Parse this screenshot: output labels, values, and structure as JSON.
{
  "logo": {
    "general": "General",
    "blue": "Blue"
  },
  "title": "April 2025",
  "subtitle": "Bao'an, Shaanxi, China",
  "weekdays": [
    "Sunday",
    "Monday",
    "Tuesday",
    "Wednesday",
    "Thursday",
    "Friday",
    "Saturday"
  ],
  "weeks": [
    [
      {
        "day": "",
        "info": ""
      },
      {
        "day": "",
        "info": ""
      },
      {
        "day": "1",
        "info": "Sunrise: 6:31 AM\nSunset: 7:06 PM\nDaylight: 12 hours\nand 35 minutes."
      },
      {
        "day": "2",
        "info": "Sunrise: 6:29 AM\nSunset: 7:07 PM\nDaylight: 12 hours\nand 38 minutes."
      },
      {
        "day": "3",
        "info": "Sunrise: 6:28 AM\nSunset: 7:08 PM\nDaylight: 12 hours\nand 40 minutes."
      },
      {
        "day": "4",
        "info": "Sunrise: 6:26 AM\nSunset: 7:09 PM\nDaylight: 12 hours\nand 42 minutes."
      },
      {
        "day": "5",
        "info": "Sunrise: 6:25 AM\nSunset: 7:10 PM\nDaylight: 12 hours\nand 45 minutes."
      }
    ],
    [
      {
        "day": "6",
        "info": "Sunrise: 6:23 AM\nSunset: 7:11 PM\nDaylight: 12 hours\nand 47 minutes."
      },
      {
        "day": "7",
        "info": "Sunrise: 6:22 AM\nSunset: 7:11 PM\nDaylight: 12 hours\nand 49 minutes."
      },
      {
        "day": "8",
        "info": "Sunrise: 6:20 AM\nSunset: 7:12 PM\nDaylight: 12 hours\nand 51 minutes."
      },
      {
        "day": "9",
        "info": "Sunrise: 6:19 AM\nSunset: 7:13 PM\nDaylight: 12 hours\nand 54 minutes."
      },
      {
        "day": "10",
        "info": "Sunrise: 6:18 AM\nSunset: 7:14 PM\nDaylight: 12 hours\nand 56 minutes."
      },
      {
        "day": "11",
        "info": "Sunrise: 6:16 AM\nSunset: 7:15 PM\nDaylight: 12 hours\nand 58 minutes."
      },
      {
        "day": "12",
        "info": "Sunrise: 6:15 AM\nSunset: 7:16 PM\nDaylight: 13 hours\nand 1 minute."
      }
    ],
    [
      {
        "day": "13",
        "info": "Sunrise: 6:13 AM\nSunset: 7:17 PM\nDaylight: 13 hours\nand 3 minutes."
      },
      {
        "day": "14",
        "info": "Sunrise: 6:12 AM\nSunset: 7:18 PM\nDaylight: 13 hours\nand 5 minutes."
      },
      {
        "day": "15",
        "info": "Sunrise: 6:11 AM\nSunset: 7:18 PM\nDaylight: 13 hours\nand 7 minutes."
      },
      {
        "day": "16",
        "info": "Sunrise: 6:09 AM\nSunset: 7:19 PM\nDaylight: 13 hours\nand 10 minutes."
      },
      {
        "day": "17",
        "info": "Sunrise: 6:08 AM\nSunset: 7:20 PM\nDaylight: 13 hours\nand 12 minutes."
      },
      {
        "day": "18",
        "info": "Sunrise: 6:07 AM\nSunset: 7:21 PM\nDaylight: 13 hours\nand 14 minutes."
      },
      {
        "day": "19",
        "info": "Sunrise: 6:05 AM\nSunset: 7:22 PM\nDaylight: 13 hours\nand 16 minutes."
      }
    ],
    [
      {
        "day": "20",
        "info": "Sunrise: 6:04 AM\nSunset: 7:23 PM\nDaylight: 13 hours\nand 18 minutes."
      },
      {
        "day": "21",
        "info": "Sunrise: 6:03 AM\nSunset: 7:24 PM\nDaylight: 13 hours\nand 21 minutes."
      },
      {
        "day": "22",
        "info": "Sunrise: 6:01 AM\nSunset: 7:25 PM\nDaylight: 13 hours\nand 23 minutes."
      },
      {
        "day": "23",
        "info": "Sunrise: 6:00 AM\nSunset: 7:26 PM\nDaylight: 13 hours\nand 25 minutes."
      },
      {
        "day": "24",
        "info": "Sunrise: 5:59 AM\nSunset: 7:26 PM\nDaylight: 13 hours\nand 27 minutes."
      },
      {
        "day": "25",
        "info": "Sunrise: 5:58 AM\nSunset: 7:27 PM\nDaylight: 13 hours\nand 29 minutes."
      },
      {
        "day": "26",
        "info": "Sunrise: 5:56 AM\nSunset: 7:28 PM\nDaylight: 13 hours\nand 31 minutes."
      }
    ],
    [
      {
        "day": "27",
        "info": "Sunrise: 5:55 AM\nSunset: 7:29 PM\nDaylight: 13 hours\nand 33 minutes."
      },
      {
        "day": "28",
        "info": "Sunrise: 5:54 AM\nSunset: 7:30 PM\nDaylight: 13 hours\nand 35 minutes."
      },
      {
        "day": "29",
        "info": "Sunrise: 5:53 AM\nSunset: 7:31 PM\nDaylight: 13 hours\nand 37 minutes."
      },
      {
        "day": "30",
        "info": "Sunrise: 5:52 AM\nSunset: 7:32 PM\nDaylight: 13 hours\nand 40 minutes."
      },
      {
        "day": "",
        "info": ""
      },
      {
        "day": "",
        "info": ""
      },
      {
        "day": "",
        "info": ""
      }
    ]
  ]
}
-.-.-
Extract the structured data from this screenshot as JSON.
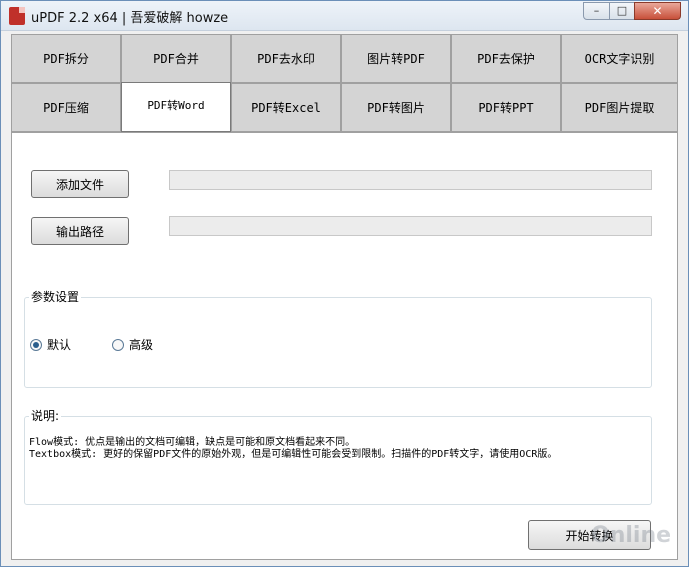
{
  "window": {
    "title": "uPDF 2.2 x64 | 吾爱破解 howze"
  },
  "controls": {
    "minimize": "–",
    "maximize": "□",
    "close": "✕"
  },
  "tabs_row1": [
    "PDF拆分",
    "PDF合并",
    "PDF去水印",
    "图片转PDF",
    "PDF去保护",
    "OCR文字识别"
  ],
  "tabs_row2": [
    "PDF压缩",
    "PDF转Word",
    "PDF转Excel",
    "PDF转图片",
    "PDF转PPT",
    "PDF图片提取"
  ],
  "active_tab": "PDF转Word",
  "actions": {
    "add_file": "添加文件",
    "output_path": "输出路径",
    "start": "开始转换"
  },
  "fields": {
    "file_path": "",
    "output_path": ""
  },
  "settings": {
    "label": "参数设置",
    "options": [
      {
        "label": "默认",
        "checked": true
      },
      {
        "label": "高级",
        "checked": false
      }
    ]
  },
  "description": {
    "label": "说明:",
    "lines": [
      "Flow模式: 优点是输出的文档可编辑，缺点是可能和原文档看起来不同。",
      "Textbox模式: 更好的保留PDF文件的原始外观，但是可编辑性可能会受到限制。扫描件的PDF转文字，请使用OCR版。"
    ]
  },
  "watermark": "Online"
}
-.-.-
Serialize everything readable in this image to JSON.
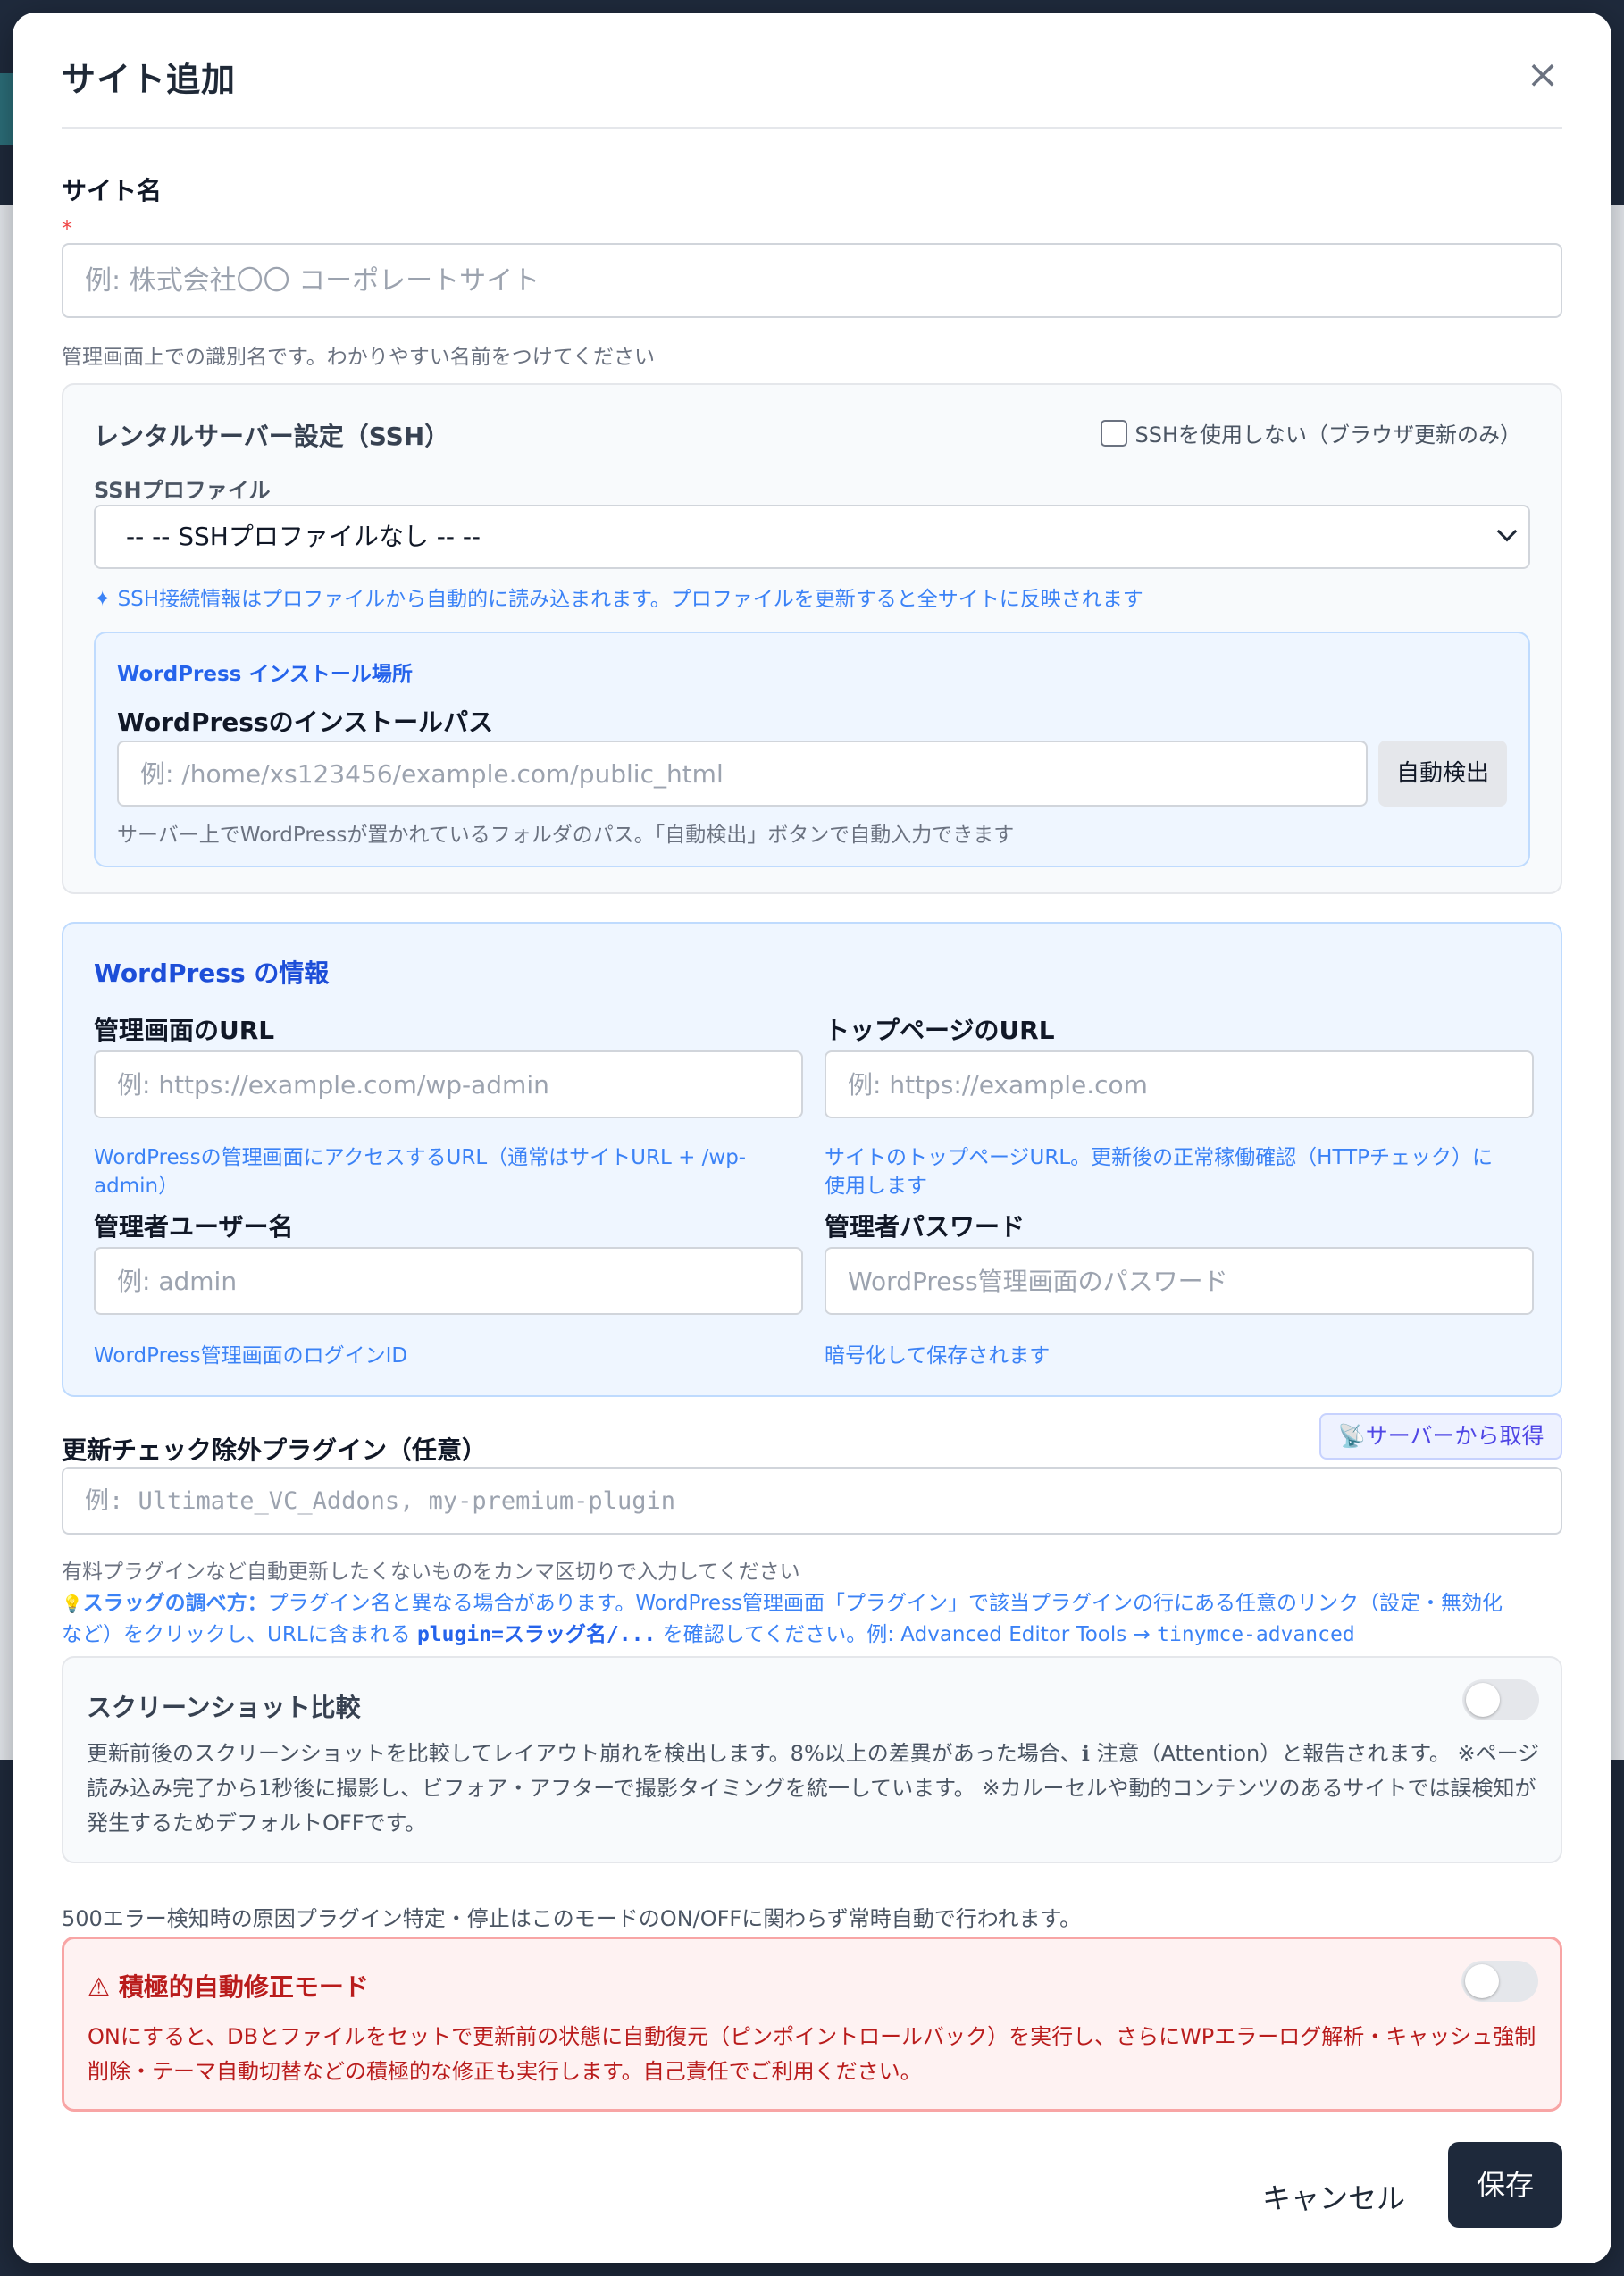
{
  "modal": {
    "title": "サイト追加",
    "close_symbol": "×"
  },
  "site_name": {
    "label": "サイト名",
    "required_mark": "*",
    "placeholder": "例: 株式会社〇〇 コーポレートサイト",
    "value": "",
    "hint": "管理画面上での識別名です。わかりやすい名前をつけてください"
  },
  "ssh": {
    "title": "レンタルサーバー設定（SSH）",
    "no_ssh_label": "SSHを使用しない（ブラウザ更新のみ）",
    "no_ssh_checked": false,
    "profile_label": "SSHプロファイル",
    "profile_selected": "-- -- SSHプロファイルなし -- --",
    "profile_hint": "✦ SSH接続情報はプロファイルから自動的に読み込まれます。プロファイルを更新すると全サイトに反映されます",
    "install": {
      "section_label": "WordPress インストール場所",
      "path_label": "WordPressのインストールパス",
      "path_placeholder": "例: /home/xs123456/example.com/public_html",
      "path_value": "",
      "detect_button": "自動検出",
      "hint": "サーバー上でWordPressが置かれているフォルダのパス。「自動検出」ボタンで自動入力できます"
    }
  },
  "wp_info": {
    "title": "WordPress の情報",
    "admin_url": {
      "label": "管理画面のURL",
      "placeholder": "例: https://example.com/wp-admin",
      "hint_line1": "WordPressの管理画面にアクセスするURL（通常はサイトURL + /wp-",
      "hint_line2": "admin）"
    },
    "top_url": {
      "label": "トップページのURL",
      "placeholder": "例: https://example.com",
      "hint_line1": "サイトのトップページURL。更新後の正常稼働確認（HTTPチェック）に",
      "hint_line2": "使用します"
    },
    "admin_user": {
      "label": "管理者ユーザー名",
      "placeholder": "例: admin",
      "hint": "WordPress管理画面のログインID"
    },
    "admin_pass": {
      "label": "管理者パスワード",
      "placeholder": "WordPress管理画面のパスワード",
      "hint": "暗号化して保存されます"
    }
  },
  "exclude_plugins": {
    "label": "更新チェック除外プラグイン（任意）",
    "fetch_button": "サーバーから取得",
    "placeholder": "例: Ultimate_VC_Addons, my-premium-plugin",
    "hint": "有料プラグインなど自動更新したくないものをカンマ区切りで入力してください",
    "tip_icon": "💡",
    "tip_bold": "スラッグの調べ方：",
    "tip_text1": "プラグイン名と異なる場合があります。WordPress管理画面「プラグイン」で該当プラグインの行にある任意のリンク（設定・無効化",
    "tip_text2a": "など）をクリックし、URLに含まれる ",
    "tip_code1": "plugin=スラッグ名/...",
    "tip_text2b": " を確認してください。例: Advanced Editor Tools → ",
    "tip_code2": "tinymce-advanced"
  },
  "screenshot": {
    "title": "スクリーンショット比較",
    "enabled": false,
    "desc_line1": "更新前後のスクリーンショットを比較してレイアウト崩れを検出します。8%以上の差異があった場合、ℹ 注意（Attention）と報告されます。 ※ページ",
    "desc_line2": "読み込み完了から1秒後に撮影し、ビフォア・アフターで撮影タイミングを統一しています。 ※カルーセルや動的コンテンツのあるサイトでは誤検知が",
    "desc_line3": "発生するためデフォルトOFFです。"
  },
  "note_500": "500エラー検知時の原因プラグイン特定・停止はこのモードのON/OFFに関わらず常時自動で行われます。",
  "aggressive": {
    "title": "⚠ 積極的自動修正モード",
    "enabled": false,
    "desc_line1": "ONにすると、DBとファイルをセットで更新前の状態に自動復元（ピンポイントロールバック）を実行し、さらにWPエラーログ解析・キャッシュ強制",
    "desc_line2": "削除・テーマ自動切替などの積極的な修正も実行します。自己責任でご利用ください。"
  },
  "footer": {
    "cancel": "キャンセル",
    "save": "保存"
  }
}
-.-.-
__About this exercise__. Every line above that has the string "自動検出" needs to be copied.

__Answer area__.
      "detect_button": "自動検出",
      "hint": "サーバー上でWordPressが置かれているフォルダのパス。「自動検出」ボタンで自動入力できます"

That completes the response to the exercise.